____ DATA RECORDS
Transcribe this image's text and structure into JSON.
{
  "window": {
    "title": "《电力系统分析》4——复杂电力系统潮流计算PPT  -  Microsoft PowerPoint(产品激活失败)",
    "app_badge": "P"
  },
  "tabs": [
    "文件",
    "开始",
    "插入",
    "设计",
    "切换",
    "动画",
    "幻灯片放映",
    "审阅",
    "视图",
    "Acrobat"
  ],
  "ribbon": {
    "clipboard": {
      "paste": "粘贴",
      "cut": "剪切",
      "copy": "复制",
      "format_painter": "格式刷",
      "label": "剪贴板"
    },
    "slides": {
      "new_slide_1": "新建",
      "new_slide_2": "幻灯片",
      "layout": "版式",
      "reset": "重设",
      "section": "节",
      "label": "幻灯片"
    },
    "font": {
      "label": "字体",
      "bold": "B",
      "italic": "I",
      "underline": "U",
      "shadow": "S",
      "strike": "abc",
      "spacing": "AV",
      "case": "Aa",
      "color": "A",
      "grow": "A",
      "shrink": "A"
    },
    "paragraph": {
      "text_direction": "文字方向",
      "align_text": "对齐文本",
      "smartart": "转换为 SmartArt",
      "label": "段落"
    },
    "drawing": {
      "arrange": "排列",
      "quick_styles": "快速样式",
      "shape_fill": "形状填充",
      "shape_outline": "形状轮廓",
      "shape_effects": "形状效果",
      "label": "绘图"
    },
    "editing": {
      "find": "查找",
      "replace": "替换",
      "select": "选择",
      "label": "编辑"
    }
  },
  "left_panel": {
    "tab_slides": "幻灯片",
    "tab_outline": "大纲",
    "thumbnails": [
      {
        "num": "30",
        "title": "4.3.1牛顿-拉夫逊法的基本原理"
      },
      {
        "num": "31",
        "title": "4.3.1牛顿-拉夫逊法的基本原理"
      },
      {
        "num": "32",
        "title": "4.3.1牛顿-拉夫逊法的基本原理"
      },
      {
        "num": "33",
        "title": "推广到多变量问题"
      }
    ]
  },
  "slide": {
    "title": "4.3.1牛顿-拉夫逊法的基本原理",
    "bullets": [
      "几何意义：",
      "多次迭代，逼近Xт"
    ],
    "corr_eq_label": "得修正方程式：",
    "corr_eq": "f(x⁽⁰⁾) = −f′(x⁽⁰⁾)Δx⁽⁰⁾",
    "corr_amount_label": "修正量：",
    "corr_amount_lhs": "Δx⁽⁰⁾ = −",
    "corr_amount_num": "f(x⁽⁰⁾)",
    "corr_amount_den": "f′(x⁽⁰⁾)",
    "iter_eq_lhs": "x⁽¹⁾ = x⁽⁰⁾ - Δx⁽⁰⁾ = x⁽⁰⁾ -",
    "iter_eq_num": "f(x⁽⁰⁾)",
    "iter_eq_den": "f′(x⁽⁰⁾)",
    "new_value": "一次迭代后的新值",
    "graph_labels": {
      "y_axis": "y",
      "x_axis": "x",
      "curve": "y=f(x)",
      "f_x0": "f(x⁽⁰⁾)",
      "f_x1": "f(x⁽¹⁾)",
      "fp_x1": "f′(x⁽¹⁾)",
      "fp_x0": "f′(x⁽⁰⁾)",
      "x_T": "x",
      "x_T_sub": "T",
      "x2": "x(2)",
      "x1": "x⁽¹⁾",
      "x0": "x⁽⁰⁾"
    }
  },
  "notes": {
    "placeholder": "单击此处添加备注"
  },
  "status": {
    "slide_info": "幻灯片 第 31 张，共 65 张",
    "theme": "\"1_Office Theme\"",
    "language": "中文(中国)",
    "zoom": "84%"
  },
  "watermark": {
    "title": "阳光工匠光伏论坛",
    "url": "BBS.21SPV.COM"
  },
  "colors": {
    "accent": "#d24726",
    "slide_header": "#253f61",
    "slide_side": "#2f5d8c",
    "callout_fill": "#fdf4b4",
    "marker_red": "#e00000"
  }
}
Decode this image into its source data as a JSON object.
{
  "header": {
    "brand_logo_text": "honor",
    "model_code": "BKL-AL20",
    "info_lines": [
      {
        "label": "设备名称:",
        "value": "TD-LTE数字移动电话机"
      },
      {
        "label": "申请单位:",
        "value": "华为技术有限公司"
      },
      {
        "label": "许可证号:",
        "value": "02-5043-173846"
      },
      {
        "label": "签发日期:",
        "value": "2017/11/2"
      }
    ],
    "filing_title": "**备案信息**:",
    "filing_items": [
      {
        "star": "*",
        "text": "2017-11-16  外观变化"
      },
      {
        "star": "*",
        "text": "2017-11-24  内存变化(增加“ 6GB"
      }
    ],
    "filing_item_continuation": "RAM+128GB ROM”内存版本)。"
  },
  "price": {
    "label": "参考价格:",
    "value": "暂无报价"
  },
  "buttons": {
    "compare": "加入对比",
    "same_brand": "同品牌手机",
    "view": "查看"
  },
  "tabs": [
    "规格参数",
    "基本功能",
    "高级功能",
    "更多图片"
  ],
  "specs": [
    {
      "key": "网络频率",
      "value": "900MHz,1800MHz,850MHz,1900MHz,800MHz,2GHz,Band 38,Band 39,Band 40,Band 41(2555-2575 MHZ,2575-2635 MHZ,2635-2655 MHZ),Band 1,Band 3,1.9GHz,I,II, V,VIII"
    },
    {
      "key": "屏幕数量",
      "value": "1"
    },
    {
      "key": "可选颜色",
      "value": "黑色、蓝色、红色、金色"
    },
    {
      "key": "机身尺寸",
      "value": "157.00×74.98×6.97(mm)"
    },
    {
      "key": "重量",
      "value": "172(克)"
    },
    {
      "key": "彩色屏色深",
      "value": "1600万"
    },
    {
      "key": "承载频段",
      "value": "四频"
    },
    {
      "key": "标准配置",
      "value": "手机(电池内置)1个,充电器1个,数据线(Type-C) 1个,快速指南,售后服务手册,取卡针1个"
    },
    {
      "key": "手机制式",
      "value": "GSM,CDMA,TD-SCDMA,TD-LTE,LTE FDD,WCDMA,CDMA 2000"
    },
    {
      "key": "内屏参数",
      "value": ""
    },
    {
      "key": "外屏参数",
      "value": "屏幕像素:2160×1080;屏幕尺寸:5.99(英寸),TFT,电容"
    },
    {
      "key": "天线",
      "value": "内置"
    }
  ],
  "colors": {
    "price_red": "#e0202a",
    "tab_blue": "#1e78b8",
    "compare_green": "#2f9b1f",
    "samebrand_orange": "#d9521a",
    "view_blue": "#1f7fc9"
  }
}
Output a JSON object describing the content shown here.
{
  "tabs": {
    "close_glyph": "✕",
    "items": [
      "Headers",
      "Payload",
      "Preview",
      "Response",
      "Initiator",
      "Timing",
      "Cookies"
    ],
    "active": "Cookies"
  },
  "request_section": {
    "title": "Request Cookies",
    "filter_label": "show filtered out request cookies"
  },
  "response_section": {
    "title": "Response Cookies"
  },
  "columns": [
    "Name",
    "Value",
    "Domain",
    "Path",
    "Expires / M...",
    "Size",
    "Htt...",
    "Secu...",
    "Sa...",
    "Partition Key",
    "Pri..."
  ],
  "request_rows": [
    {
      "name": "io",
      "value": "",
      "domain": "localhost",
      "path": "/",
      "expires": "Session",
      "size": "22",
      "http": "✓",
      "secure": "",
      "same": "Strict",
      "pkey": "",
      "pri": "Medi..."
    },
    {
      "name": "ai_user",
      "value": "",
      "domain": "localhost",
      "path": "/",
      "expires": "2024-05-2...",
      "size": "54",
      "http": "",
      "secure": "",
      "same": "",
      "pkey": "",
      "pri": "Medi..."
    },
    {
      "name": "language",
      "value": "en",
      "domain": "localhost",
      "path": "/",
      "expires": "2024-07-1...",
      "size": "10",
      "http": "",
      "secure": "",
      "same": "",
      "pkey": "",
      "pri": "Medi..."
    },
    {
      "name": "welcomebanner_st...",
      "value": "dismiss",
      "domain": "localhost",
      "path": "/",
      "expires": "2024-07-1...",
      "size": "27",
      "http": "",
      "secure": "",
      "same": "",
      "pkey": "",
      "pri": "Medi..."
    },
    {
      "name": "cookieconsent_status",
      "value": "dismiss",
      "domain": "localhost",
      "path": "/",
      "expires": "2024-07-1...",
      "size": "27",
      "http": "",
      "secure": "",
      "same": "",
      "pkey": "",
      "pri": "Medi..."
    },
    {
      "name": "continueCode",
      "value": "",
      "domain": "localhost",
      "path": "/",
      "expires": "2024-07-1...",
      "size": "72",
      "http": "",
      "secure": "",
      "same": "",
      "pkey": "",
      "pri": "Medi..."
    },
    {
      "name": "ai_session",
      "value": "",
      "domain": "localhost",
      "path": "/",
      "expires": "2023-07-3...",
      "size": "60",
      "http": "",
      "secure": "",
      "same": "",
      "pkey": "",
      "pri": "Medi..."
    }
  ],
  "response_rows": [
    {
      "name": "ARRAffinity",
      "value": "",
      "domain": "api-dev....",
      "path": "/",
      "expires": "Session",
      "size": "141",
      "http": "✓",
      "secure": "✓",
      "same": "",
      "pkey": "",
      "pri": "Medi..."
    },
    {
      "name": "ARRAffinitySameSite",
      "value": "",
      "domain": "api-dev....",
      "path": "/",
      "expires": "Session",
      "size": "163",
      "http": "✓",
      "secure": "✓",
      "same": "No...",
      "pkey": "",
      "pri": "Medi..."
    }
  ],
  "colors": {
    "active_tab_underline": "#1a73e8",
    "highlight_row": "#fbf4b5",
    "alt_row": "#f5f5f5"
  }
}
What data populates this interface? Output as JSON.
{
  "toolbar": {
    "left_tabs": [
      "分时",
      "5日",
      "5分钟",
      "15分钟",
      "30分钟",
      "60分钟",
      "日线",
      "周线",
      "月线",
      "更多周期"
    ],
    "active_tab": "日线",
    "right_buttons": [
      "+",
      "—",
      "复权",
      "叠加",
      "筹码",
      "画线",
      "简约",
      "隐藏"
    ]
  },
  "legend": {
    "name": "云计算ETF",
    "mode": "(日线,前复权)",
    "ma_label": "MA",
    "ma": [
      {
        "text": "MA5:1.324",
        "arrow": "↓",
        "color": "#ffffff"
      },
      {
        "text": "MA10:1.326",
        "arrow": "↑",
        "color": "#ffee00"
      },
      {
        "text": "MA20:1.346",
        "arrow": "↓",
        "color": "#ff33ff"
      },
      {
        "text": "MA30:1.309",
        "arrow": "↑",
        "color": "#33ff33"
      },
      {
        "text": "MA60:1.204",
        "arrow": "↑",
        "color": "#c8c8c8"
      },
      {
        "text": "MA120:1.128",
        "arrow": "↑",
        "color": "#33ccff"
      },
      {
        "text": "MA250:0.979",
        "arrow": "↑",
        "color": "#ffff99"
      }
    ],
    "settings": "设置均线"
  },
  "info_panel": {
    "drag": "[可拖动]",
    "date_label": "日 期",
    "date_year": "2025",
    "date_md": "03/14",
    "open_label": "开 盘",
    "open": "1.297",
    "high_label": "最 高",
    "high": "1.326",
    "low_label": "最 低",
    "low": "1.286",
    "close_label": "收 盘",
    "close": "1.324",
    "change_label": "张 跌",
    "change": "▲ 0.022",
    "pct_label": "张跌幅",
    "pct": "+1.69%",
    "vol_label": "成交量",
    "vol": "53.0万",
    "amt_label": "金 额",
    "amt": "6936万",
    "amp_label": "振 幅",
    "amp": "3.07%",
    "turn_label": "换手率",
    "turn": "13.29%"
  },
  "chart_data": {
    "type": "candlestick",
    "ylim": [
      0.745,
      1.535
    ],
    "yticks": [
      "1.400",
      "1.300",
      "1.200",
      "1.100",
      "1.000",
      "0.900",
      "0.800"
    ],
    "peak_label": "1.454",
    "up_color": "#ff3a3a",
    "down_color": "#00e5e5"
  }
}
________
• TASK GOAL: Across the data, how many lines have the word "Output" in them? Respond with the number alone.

• SOLUTION TO THIS EXERCISE: 2